**TASK DESCRIPTION**: Each line of the listing below must be set down exactly.

**RECORDS TO PROCESS**:
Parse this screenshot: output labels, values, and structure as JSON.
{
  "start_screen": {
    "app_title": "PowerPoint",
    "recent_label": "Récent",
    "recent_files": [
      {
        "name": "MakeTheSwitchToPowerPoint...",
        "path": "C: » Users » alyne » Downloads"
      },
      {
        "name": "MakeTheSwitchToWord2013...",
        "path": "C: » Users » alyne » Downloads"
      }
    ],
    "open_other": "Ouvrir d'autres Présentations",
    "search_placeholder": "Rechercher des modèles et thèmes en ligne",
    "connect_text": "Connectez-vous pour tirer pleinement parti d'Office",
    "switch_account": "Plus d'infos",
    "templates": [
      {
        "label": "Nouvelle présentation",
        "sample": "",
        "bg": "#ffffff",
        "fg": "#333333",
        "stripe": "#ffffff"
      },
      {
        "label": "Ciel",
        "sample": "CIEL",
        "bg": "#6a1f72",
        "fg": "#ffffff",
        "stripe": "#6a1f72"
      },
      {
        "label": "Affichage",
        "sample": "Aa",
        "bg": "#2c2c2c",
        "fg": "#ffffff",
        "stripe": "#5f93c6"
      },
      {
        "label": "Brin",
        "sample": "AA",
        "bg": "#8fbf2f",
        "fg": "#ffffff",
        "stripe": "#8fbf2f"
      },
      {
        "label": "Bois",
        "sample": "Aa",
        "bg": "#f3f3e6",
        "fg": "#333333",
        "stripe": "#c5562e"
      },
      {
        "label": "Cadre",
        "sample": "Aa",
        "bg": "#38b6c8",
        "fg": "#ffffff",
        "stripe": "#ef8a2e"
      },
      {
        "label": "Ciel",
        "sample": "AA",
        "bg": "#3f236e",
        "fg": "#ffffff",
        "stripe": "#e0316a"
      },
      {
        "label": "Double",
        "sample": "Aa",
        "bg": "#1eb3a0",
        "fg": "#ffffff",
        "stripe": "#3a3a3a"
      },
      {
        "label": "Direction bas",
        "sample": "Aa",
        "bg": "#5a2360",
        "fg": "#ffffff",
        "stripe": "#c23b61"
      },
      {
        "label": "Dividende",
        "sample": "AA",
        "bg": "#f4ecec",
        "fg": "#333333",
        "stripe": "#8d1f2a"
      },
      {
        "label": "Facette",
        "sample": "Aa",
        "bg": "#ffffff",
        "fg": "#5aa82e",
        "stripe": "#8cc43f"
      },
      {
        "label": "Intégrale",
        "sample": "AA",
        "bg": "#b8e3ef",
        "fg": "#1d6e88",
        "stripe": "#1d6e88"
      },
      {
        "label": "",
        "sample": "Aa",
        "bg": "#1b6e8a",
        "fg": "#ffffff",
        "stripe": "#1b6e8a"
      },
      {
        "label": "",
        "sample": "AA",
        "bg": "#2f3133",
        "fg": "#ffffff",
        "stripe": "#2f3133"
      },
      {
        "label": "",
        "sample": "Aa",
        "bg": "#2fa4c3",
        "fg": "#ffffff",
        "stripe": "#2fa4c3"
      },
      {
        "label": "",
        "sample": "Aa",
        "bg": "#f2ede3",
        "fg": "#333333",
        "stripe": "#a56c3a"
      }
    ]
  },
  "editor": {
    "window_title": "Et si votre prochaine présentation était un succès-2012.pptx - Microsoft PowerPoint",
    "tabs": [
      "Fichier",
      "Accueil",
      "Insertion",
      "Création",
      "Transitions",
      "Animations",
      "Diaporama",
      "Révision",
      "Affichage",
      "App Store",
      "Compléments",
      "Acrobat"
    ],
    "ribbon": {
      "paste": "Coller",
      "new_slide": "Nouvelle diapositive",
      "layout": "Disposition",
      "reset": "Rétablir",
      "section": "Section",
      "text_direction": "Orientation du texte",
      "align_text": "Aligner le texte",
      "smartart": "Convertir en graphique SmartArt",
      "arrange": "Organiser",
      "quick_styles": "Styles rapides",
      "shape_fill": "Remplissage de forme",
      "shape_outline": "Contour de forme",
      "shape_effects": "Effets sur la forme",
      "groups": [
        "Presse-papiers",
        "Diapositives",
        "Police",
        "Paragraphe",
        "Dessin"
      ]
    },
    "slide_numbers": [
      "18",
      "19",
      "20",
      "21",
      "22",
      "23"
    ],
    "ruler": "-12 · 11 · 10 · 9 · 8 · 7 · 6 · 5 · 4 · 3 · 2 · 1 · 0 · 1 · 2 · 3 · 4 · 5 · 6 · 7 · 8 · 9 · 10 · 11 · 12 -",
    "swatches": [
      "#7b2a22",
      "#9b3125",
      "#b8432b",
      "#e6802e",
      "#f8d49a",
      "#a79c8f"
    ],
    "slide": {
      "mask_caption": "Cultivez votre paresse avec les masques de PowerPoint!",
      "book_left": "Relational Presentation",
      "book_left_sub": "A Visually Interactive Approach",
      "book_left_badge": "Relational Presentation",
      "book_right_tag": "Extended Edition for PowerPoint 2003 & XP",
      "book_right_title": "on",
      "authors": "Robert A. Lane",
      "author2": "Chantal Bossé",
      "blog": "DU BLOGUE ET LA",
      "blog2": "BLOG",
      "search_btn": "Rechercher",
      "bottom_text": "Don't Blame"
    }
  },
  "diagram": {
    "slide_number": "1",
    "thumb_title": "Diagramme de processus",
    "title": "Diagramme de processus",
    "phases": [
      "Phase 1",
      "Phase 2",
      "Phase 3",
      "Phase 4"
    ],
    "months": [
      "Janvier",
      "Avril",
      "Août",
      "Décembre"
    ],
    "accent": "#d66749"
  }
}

**TASK OUTPUT**:
Parse this screenshot: output labels, values, and structure as JSON.
{
  "start_screen": {
    "app_title": "PowerPoint",
    "recent_label": "Récent",
    "recent_files": [
      {
        "name": "MakeTheSwitchToPowerPoint...",
        "path": "C: » Users » alyne » Downloads"
      },
      {
        "name": "MakeTheSwitchToWord2013...",
        "path": "C: » Users » alyne » Downloads"
      }
    ],
    "open_other": "Ouvrir d'autres Présentations",
    "search_placeholder": "Rechercher des modèles et thèmes en ligne",
    "connect_text": "Connectez-vous pour tirer pleinement parti d'Office",
    "switch_account": "Plus d'infos",
    "templates": [
      {
        "label": "Nouvelle présentation",
        "sample": "",
        "bg": "#ffffff",
        "fg": "#333333",
        "stripe": "#ffffff"
      },
      {
        "label": "Ciel",
        "sample": "CIEL",
        "bg": "#6a1f72",
        "fg": "#ffffff",
        "stripe": "#6a1f72"
      },
      {
        "label": "Affichage",
        "sample": "Aa",
        "bg": "#2c2c2c",
        "fg": "#ffffff",
        "stripe": "#5f93c6"
      },
      {
        "label": "Brin",
        "sample": "AA",
        "bg": "#8fbf2f",
        "fg": "#ffffff",
        "stripe": "#8fbf2f"
      },
      {
        "label": "Bois",
        "sample": "Aa",
        "bg": "#f3f3e6",
        "fg": "#333333",
        "stripe": "#c5562e"
      },
      {
        "label": "Cadre",
        "sample": "Aa",
        "bg": "#38b6c8",
        "fg": "#ffffff",
        "stripe": "#ef8a2e"
      },
      {
        "label": "Ciel",
        "sample": "AA",
        "bg": "#3f236e",
        "fg": "#ffffff",
        "stripe": "#e0316a"
      },
      {
        "label": "Double",
        "sample": "Aa",
        "bg": "#1eb3a0",
        "fg": "#ffffff",
        "stripe": "#3a3a3a"
      },
      {
        "label": "Direction bas",
        "sample": "Aa",
        "bg": "#5a2360",
        "fg": "#ffffff",
        "stripe": "#c23b61"
      },
      {
        "label": "Dividende",
        "sample": "AA",
        "bg": "#f4ecec",
        "fg": "#333333",
        "stripe": "#8d1f2a"
      },
      {
        "label": "Facette",
        "sample": "Aa",
        "bg": "#ffffff",
        "fg": "#5aa82e",
        "stripe": "#8cc43f"
      },
      {
        "label": "Intégrale",
        "sample": "AA",
        "bg": "#b8e3ef",
        "fg": "#1d6e88",
        "stripe": "#1d6e88"
      },
      {
        "label": "",
        "sample": "Aa",
        "bg": "#1b6e8a",
        "fg": "#ffffff",
        "stripe": "#1b6e8a"
      },
      {
        "label": "",
        "sample": "AA",
        "bg": "#2f3133",
        "fg": "#ffffff",
        "stripe": "#2f3133"
      },
      {
        "label": "",
        "sample": "Aa",
        "bg": "#2fa4c3",
        "fg": "#ffffff",
        "stripe": "#2fa4c3"
      },
      {
        "label": "",
        "sample": "Aa",
        "bg": "#f2ede3",
        "fg": "#333333",
        "stripe": "#a56c3a"
      }
    ]
  },
  "editor": {
    "window_title": "Et si votre prochaine présentation était un succès-2012.pptx - Microsoft PowerPoint",
    "tabs": [
      "Fichier",
      "Accueil",
      "Insertion",
      "Création",
      "Transitions",
      "Animations",
      "Diaporama",
      "Révision",
      "Affichage",
      "App Store",
      "Compléments",
      "Acrobat"
    ],
    "ribbon": {
      "paste": "Coller",
      "new_slide": "Nouvelle diapositive",
      "layout": "Disposition",
      "reset": "Rétablir",
      "section": "Section",
      "text_direction": "Orientation du texte",
      "align_text": "Aligner le texte",
      "smartart": "Convertir en graphique SmartArt",
      "arrange": "Organiser",
      "quick_styles": "Styles rapides",
      "shape_fill": "Remplissage de forme",
      "shape_outline": "Contour de forme",
      "shape_effects": "Effets sur la forme",
      "groups": [
        "Presse-papiers",
        "Diapositives",
        "Police",
        "Paragraphe",
        "Dessin"
      ]
    },
    "slide_numbers": [
      "18",
      "19",
      "20",
      "21",
      "22",
      "23"
    ],
    "ruler": "-12 · 11 · 10 · 9 · 8 · 7 · 6 · 5 · 4 · 3 · 2 · 1 · 0 · 1 · 2 · 3 · 4 · 5 · 6 · 7 · 8 · 9 · 10 · 11 · 12 -",
    "swatches": [
      "#7b2a22",
      "#9b3125",
      "#b8432b",
      "#e6802e",
      "#f8d49a",
      "#a79c8f"
    ],
    "slide": {
      "mask_caption": "Cultivez votre paresse avec les masques de PowerPoint!",
      "book_left": "Relational Presentation",
      "book_left_sub": "A Visually Interactive Approach",
      "book_left_badge": "Relational Presentation",
      "book_right_tag": "Extended Edition for PowerPoint 2003 & XP",
      "book_right_title": "on",
      "authors": "Robert A. Lane",
      "author2": "Chantal Bossé",
      "blog": "DU BLOGUE ET LA",
      "blog2": "BLOG",
      "search_btn": "Rechercher",
      "bottom_text": "Don't Blame"
    }
  },
  "diagram": {
    "slide_number": "1",
    "thumb_title": "Diagramme de processus",
    "title": "Diagramme de processus",
    "phases": [
      "Phase 1",
      "Phase 2",
      "Phase 3",
      "Phase 4"
    ],
    "months": [
      "Janvier",
      "Avril",
      "Août",
      "Décembre"
    ],
    "accent": "#d66749"
  }
}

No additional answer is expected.